### PROBLEM TO WORK ON:
Please copy every line of the records below that holds the word "Thessalonians".

··· DATASET ···

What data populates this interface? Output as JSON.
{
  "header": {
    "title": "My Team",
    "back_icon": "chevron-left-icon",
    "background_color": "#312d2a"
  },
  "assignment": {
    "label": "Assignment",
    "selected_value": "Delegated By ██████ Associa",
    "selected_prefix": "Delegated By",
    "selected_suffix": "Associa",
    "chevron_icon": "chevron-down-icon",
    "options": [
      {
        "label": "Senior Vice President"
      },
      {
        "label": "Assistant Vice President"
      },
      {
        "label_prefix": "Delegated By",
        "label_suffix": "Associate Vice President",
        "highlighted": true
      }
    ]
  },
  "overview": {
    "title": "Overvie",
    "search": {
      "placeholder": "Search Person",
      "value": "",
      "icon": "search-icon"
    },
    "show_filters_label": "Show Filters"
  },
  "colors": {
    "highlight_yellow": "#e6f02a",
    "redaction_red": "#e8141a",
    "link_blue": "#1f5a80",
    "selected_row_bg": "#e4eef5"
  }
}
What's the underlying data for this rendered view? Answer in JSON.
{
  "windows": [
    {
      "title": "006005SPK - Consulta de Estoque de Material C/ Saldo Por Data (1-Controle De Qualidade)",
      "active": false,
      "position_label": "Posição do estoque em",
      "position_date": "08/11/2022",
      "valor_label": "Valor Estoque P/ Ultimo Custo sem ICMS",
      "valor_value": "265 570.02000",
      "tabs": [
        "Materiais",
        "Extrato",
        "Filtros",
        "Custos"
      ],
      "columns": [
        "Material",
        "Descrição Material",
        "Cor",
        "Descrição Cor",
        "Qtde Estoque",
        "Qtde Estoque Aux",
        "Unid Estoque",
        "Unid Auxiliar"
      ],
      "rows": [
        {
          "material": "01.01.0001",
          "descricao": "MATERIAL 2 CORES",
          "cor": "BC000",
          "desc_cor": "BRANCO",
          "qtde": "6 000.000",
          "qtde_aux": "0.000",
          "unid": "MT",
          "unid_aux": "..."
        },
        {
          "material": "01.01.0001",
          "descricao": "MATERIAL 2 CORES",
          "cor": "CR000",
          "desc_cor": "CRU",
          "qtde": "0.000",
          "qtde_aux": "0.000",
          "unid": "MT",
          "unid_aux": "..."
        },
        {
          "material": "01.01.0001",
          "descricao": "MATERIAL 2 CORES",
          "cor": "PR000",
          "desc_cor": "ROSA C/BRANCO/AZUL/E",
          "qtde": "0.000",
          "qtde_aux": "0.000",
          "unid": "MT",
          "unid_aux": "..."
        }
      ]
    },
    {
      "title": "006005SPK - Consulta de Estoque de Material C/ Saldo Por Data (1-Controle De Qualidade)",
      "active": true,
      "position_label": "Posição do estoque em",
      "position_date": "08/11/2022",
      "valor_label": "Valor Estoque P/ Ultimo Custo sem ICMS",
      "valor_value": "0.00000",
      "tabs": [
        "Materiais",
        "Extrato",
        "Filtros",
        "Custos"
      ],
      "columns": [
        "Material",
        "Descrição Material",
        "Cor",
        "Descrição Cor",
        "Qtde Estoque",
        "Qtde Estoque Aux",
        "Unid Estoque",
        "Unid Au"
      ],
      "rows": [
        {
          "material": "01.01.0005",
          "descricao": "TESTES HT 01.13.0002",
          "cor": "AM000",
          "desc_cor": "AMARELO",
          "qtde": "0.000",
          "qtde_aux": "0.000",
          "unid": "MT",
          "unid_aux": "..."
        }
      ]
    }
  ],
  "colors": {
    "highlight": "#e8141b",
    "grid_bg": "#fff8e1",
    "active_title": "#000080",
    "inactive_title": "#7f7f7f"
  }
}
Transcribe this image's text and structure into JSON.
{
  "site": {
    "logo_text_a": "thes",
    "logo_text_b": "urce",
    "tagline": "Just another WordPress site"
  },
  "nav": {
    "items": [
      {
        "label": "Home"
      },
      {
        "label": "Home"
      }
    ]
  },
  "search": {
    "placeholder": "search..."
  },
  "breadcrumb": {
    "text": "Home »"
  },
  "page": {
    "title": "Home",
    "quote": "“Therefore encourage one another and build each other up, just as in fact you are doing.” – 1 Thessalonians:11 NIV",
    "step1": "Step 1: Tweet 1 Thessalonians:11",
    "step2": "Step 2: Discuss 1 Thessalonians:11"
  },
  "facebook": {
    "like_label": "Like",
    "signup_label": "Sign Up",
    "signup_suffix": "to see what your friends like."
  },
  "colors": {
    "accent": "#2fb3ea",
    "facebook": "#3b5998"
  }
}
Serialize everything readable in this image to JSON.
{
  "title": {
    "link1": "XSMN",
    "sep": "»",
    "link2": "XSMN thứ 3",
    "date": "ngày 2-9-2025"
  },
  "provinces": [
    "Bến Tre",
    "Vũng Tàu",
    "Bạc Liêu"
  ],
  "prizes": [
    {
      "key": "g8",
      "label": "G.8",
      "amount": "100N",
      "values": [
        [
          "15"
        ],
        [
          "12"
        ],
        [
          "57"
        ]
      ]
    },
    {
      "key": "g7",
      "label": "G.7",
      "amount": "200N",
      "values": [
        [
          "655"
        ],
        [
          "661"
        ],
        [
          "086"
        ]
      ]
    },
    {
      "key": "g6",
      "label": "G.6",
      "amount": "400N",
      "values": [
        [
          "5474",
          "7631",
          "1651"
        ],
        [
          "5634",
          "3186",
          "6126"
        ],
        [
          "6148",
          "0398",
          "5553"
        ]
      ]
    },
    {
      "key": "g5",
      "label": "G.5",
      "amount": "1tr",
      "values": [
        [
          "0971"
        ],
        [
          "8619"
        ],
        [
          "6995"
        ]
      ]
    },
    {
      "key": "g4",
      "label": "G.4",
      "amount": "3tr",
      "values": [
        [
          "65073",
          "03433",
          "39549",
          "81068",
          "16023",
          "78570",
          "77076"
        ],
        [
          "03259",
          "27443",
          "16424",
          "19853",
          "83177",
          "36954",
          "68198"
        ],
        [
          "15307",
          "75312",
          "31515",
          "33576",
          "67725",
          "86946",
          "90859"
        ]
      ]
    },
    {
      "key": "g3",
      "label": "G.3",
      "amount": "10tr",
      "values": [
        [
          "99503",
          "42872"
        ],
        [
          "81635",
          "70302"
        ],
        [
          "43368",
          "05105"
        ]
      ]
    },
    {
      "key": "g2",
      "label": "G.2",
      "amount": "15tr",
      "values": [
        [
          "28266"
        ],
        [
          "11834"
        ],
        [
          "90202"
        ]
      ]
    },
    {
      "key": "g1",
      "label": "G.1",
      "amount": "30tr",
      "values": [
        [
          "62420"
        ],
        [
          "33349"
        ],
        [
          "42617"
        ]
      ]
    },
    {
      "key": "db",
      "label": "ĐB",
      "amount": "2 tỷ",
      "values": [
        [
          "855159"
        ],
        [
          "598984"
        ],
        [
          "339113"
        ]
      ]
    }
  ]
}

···

### ANSWER TO THIS PROBLEM:
    "quote": "“Therefore encourage one another and build each other up, just as in fact you are doing.” – 1 Thessalonians:11 NIV",
    "step1": "Step 1: Tweet 1 Thessalonians:11",
    "step2": "Step 2: Discuss 1 Thessalonians:11"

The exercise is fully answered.